Task to complete: Please output every record below exactly as written, leaving out any pictures.

Saved entries:
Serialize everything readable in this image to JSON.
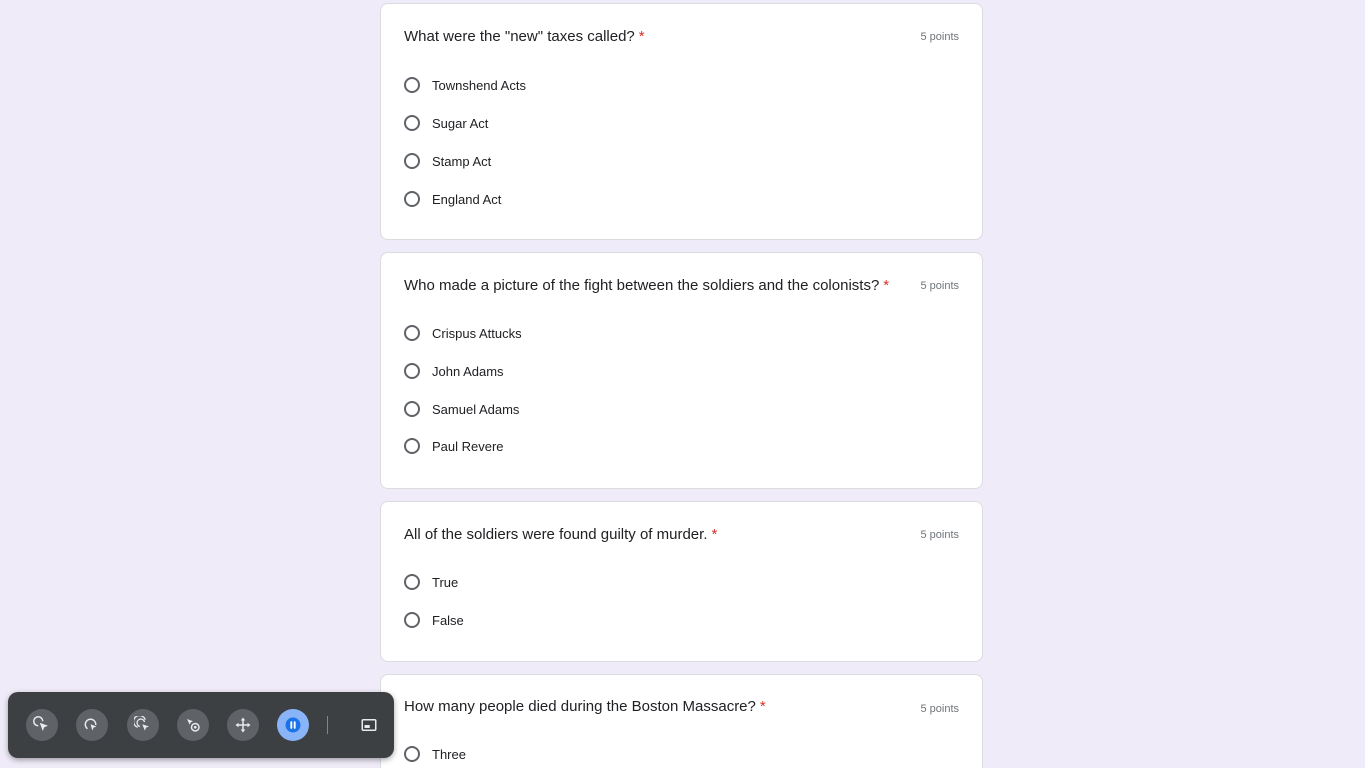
{
  "form": {
    "required_marker": "*",
    "questions": [
      {
        "title": "What were the \"new\" taxes called?",
        "points": "5 points",
        "options": [
          "Townshend Acts",
          "Sugar Act",
          "Stamp Act",
          "England Act"
        ]
      },
      {
        "title": "Who made a picture of the fight between the soldiers and the colonists?",
        "points": "5 points",
        "options": [
          "Crispus Attucks",
          "John Adams",
          "Samuel Adams",
          "Paul Revere"
        ]
      },
      {
        "title": "All of the soldiers were found guilty of murder.",
        "points": "5 points",
        "options": [
          "True",
          "False"
        ]
      },
      {
        "title": "How many people died during the Boston Massacre?",
        "points": "5 points",
        "options": [
          "Three"
        ]
      }
    ]
  },
  "toolbar": {
    "buttons": [
      {
        "icon": "cursor-click-icon"
      },
      {
        "icon": "cursor-loop-icon"
      },
      {
        "icon": "cursor-double-click-icon"
      },
      {
        "icon": "cursor-target-icon"
      },
      {
        "icon": "move-arrows-icon"
      },
      {
        "icon": "pause-icon",
        "active": true
      },
      {
        "icon": "picture-in-picture-icon"
      }
    ]
  },
  "colors": {
    "page_background": "#f0ebf8",
    "required": "#d93025",
    "toolbar_background": "#3c4043",
    "toolbar_active": "#8ab4f8"
  }
}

Result below:
Serialize everything readable in this image to JSON.
{
  "form": {
    "required_marker": "*",
    "questions": [
      {
        "title": "What were the \"new\" taxes called?",
        "points": "5 points",
        "options": [
          "Townshend Acts",
          "Sugar Act",
          "Stamp Act",
          "England Act"
        ]
      },
      {
        "title": "Who made a picture of the fight between the soldiers and the colonists?",
        "points": "5 points",
        "options": [
          "Crispus Attucks",
          "John Adams",
          "Samuel Adams",
          "Paul Revere"
        ]
      },
      {
        "title": "All of the soldiers were found guilty of murder.",
        "points": "5 points",
        "options": [
          "True",
          "False"
        ]
      },
      {
        "title": "How many people died during the Boston Massacre?",
        "points": "5 points",
        "options": [
          "Three"
        ]
      }
    ]
  },
  "toolbar": {
    "buttons": [
      {
        "icon": "cursor-click-icon"
      },
      {
        "icon": "cursor-loop-icon"
      },
      {
        "icon": "cursor-double-click-icon"
      },
      {
        "icon": "cursor-target-icon"
      },
      {
        "icon": "move-arrows-icon"
      },
      {
        "icon": "pause-icon",
        "active": true
      },
      {
        "icon": "picture-in-picture-icon"
      }
    ]
  },
  "colors": {
    "page_background": "#f0ebf8",
    "required": "#d93025",
    "toolbar_background": "#3c4043",
    "toolbar_active": "#8ab4f8"
  }
}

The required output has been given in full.